THE PROBLEM:
Determine the count of lines containing "datetime" in the entries below and return only that figure.

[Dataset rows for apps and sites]
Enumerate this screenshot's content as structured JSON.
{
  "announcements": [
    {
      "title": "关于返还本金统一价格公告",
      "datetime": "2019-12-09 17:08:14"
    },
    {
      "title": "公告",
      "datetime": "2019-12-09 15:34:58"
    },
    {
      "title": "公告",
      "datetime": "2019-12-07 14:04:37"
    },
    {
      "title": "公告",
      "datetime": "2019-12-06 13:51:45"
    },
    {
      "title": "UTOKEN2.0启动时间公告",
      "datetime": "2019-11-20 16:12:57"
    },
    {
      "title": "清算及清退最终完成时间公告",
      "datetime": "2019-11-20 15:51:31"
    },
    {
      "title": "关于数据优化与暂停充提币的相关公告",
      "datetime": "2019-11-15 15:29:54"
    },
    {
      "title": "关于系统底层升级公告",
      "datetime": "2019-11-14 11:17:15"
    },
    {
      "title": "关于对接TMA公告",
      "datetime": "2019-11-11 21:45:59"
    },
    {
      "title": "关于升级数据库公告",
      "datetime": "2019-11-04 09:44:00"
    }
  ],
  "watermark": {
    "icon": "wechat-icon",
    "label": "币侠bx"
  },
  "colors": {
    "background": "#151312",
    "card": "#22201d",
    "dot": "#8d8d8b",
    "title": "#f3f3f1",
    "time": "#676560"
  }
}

OUTPUT OF THE TASK:
10